    The entire premise of the article is flawed because it is based on the assumption that money = production value.  It does not.  If anything the fact that there is less money per project on the table means investors will be more willing to take risks that lead to better art.  I mean this, “The quality is going to remain in the writing and in the bravery of ideas” is a very very good thing if you enjoy reading.  I’m not sure I follow the logic that “a million publishers publishing to 100 million readers” will mean “not a lot of whistles.
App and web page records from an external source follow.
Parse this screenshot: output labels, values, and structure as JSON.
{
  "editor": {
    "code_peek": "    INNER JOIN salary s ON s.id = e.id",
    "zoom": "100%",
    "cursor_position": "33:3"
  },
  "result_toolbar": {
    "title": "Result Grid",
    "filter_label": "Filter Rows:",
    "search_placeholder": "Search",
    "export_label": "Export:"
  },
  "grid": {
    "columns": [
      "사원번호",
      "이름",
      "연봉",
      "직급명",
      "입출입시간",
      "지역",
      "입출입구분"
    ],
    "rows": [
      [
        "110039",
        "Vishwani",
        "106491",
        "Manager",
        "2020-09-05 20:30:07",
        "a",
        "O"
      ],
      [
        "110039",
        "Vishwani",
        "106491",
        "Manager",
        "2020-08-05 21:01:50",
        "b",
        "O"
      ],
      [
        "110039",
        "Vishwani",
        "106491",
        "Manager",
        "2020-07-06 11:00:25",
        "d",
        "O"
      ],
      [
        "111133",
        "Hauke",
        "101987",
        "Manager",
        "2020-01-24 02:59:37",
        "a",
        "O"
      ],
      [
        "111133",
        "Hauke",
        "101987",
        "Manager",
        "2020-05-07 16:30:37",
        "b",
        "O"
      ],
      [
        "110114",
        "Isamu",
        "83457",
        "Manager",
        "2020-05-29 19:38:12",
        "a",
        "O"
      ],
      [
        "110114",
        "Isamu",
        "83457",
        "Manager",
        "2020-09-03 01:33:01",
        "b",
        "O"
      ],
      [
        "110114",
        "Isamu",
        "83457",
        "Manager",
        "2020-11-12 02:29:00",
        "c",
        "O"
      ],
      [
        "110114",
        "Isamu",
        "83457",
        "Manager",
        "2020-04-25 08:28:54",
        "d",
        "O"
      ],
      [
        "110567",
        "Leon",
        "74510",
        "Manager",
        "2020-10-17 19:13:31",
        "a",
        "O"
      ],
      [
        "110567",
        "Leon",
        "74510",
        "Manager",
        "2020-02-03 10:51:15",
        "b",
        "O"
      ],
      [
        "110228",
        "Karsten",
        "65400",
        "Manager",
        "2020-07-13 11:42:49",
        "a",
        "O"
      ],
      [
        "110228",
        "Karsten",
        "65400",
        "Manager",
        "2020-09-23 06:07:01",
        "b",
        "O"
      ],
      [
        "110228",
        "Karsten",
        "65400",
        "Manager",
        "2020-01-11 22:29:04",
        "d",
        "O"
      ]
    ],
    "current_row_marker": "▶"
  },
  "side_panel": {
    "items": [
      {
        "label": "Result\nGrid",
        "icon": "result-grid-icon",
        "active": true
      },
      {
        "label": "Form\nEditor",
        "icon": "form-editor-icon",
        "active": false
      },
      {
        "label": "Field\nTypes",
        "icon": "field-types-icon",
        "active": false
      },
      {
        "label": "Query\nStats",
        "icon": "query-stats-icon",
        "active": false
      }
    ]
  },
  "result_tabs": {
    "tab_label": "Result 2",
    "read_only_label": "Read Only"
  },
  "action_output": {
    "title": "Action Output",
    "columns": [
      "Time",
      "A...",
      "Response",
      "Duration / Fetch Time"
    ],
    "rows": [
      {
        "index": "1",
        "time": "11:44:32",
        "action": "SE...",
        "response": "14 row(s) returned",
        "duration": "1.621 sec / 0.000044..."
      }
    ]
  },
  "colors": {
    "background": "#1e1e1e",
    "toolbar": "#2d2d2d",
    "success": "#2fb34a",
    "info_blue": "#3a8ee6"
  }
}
And no bells.”  If anything a market like that will encourage individual authors and publishers to make their product stand out from the rest with value adds like bells and whistles.  It’s the cash-cow projects of the past, predicated on a captive audience with little exposure to competing products, that encourage a lack of bells and whistles.  Why bother trying to stand out when you already do, after all?  Again, it all comes back to that implicit assumption that production values require boatloads of cash which simply isn’t always true.  Hell, if the copyright restrictions are relaxed a bit the customers themselves could be creating these value adds completely free of charge simply because they enjoy the original work.  This is especially true in the case of the ‘long tail’ where there are fewer interested consumers but each has a far greater interest in the art than usual.

  3.  If more than 1 million titles are to be published next yea it is no
    wonder it’s hard to get noticed. If this keeps up, the problem won’t be
    getting published, it will be finding content worth reading. In the end,
    this could make the role of editor more important.